Visual poetry calls to mind doubts about the stability of meaning in language—that is, the strict relationship between language and reality. Visual poetry, perhaps more than “normal” textual poetry, presenting or suggesting meaning on several levels and through several processes of consciousness simultaneously, mirrors that doubt. Or perhaps it is an attempt to do what language has always tried to do: capture “reality” and make it conscious. The difference is that visual poetry perceives reality—or the world—as multiple, ambiguous, shifting, polyvalent, and paradoxical. The opposites join into one total perception. The fact that different parts of the mind and/or mental processes address visual experience and linguistic experience (and within linguistic experience itself there are very different and separate processes for each functionality of language: speaking, thinking, writing, translating, etc.) means that visual poetry is especially useful for dealing with and presenting this multivalent/multiconscious experience of the world. I suspect that has something to do with why it is so often a field of endeavor that is ignored in the genre-categorizing institutions of our society: those genres (visual art, literature, music, and so on) are not only socially constructed, but present a much simpler and therefore more comforting vision of what the world is. I suggest that that simple vision is limited and illusory, however. Clemente Padín, the great Uruguayan visual and experimental poet, has discussed at some length how visual and experimental poetry stand in direct opposition to the dominant socioeconomic paradigms of our day (see his essay in Signos corrosivos, Mexico: Ediciones Literarias de Factor, 1987; translated by Harry Polkinhorn as Corrosive Signs, 1990).

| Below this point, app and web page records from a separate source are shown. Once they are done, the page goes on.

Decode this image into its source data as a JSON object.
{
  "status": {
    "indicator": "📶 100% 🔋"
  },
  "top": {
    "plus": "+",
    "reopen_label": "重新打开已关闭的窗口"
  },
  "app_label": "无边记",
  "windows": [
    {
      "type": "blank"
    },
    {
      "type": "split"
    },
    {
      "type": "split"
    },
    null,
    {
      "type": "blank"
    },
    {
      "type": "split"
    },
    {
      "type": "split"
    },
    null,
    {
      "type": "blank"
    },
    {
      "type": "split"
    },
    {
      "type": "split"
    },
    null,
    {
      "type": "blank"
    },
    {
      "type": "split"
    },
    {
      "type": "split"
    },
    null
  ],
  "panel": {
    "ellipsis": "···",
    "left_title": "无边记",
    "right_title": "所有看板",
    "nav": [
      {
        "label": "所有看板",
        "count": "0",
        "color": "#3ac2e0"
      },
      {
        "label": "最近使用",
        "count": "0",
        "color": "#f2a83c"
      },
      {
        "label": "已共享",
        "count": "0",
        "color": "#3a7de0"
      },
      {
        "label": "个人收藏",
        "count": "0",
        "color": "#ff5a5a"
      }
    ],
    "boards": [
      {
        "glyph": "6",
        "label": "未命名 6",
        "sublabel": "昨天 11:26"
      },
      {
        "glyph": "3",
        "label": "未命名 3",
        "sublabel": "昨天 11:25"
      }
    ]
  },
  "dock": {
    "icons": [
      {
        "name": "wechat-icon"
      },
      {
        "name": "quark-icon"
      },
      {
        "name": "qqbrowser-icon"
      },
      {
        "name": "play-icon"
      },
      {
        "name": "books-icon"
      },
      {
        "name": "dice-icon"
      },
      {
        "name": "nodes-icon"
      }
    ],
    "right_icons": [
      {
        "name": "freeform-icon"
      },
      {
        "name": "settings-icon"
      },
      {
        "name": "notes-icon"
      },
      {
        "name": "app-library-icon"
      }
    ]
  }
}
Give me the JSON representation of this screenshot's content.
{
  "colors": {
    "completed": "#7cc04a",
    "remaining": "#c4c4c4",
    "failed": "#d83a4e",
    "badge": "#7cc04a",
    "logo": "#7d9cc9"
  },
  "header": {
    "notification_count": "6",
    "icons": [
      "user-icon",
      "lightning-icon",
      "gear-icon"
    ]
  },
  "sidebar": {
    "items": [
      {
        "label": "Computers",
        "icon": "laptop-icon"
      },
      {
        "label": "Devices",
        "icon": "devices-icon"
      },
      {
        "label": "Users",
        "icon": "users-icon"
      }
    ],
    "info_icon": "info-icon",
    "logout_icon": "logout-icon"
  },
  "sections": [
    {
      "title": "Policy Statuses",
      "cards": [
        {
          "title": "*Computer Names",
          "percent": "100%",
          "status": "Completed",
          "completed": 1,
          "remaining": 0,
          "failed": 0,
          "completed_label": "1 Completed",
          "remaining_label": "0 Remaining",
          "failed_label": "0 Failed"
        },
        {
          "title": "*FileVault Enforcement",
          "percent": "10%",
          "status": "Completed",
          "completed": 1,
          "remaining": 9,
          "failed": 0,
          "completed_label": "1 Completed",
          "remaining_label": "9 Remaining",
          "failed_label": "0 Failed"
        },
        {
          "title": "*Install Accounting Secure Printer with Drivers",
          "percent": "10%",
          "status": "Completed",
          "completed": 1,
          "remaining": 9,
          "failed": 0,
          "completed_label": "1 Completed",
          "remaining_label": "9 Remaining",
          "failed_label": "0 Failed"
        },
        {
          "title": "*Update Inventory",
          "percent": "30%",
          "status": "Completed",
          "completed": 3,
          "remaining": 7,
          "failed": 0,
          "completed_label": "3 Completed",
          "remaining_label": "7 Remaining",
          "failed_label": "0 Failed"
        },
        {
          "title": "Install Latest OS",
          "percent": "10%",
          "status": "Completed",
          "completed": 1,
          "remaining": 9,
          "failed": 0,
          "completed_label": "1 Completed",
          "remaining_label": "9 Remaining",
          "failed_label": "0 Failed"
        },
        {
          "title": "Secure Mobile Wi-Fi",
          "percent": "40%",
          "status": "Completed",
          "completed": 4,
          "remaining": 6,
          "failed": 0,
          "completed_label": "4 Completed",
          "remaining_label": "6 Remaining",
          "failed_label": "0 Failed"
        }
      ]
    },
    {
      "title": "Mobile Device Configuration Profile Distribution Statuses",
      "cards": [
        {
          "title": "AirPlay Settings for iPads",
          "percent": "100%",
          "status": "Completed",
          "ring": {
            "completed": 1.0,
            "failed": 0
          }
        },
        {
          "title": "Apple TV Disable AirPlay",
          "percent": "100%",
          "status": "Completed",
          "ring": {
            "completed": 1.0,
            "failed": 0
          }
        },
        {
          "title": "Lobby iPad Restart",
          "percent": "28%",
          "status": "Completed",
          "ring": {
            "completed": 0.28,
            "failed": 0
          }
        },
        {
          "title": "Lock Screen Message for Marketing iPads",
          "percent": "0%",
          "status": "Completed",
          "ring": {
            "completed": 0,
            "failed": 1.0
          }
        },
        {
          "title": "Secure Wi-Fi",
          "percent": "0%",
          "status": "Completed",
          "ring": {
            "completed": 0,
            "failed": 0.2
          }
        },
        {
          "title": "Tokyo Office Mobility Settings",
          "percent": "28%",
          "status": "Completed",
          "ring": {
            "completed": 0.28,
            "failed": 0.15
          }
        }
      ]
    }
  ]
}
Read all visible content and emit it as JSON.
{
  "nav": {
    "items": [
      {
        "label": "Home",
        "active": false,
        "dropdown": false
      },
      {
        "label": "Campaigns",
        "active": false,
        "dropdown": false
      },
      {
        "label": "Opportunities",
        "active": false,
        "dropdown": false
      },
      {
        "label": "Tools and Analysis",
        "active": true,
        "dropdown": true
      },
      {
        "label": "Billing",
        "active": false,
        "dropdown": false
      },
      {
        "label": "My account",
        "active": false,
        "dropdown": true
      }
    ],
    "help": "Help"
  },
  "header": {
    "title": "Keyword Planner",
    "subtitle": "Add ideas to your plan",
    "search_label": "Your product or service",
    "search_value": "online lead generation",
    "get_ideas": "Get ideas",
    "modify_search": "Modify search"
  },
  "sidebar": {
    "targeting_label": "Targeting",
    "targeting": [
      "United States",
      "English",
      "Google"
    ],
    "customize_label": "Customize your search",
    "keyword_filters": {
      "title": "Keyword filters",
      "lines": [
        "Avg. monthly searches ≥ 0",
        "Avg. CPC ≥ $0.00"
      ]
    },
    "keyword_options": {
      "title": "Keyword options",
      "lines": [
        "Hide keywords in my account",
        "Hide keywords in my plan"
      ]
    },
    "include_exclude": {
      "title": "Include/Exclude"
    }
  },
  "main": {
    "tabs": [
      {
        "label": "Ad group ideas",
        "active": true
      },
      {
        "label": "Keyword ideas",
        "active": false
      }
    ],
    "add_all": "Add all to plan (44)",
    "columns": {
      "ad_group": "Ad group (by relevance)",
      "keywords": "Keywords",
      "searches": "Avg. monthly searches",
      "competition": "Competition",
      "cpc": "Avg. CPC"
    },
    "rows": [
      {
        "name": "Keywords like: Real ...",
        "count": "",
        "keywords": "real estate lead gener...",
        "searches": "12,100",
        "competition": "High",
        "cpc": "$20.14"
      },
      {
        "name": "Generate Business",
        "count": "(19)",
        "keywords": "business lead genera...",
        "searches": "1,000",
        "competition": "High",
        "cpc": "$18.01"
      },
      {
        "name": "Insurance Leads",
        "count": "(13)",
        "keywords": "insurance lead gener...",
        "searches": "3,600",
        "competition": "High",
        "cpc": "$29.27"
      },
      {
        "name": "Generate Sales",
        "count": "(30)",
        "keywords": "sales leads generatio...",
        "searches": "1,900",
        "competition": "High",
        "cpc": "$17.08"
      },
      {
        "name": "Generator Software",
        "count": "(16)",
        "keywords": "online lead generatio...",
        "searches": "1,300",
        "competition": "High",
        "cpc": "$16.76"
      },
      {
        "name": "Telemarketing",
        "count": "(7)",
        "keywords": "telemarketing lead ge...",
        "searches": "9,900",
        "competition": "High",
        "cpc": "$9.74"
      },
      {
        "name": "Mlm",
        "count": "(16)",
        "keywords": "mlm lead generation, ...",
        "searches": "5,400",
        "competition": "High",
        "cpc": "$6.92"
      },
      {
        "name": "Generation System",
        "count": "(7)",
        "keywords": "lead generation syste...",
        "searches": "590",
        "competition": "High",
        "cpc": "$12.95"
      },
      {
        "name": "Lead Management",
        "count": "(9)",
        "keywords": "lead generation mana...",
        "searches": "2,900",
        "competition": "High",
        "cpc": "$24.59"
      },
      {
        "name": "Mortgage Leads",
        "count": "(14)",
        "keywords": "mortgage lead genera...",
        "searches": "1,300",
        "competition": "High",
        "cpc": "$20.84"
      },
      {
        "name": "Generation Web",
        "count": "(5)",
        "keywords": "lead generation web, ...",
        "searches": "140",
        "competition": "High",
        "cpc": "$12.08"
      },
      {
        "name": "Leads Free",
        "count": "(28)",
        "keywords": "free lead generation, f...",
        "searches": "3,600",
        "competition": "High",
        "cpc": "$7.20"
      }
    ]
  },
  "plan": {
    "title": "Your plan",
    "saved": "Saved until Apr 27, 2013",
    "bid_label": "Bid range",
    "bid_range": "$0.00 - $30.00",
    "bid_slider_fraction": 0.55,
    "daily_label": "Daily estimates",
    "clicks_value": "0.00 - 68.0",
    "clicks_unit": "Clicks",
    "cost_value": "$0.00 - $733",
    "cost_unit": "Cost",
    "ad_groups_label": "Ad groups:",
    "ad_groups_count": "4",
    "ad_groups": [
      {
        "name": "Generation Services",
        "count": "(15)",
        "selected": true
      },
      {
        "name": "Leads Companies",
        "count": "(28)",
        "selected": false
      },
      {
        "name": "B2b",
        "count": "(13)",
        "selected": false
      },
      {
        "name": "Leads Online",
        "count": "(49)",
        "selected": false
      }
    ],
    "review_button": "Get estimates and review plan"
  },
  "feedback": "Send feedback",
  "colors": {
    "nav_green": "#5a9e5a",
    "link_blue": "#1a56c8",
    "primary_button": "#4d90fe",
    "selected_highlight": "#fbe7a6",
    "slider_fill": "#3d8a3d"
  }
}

Most visual poets have worked in a variety of other modes and genres, as textual poets and writers, media artists, and in other formats. Their work as visual poets, then, does not exist in a completely separate category, a “compartment” in which the artist/writer works in isolation from his or her other work, but functions on a continuum with all that other work. Many of these works, for example, have also been treated as performance texts. As Michael Basinski has stated, “A function of visuality is performance...a visual poem should be interpreted as a literary score...visual poets should consider their pieces to be literary scores rather than purely literary, visual images” (in CORE: A Symposium on Contemporary Visual Poetry, ed. By John Byrum & Crag Hill, Mentor, OH/Mill Valley, CA: Generator Press, c1993). (Another excellent recent source and anthology is The Last Vispo Anthology: Visual Poetry 1998–2008, ed. by Crag Hill & Nico Vassilakis, Seattle, WA: Fantagraphics Books, 2012.)

Visual poetry is a field of endeavor that is expanding exponentially just now, helped immeasurably by the ease of distributing it through the Internet: web sites, blogs, e-mail, social networking sites, and so on.